Point of view #19
Martin Marquart. A Goldsmith and his Hidden Side
Point of View #19 showcases the impressive portrait of Martin Marquart, a goldsmith from Augsburg, which was painted around 1560. Both the front and the panel’s back - presumably on display for the very first time - now shine in new splendour following a recent restoration intervention. The back features a highly unusual composition: in the presence of a weeping Cupid a satyr presents a nude female figure with a necklace, a symbol of love for sale. We may assume that the male patron – personified by the venal and ugly satyr – has lost the joy of love, hence Cupid’s lamentations; but at least he has enough spare cash to be able to purchase sexual gratification. Marquart presumably commissioned the back when he was older and a widower, in which case the scene should be read tongue-in-cheek, with the depicted goldsmith work also cleverly referencing his profession. Thus the panel may have functioned as a kind of door (of a cupboard or a niche) in the goldsmith’s private quarters where only selected visitors had the opportunity to view its suggestive back. Traces of hinges suggest that one could close or fold it back.
In the third quarter of the sixteenth century, Martin Marquart – his surname is recorded in the (renewed) inscription on the front - was among the most successful goldsmiths active at Augsburg, then a centre of goldsmith work.
For a long time, art historians believed the anonymous painter of this unsigned work to be one of the followers of Christoph Amberger, the celebrated portrait painter from Augsburg. However, there is much to support the suggestion that he was, in fact, an artist from the Low Countries who had trained in Italy.

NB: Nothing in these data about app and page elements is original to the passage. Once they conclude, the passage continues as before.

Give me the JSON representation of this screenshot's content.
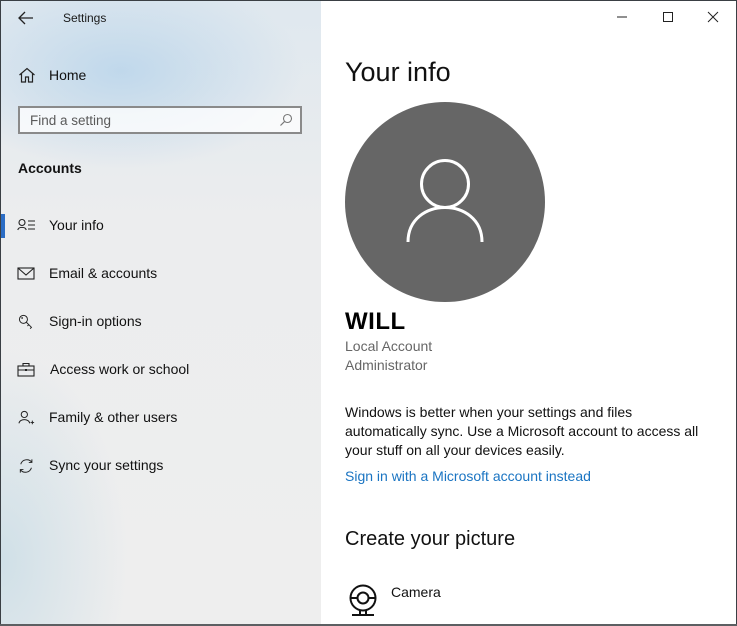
{
  "window": {
    "title": "Settings",
    "controls": {
      "minimize": "minimize-icon",
      "maximize": "maximize-icon",
      "close": "close-icon"
    }
  },
  "sidebar": {
    "back_icon": "arrow-left-icon",
    "home": {
      "label": "Home",
      "icon": "home-icon"
    },
    "search": {
      "placeholder": "Find a setting",
      "value": "",
      "icon": "search-icon"
    },
    "section_label": "Accounts",
    "items": [
      {
        "label": "Your info",
        "icon": "person-list-icon",
        "active": true
      },
      {
        "label": "Email & accounts",
        "icon": "mail-icon",
        "active": false
      },
      {
        "label": "Sign-in options",
        "icon": "key-icon",
        "active": false
      },
      {
        "label": "Access work or school",
        "icon": "briefcase-icon",
        "active": false
      },
      {
        "label": "Family & other users",
        "icon": "person-add-icon",
        "active": false
      },
      {
        "label": "Sync your settings",
        "icon": "sync-icon",
        "active": false
      }
    ]
  },
  "main": {
    "title": "Your info",
    "avatar_icon": "user-avatar-icon",
    "user_name": "WILL",
    "account_type": "Local Account",
    "role": "Administrator",
    "description": "Windows is better when your settings and files automatically sync. Use a Microsoft account to access all your stuff on all your devices easily.",
    "link_label": "Sign in with a Microsoft account instead",
    "create_picture_title": "Create your picture",
    "camera_label": "Camera",
    "camera_icon": "webcam-icon"
  },
  "colors": {
    "accent": "#2b6cc4",
    "link": "#1a74c2",
    "avatar_bg": "#666666"
  }
}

The Picture Gallery has been staging Points of View since 2012, and the series documents its role as a place of research, scholarship and education. Three times a year these small exhibitions showcase a selected work from the collection, inviting visitors to see it with new eyes and presenting the results of recent research.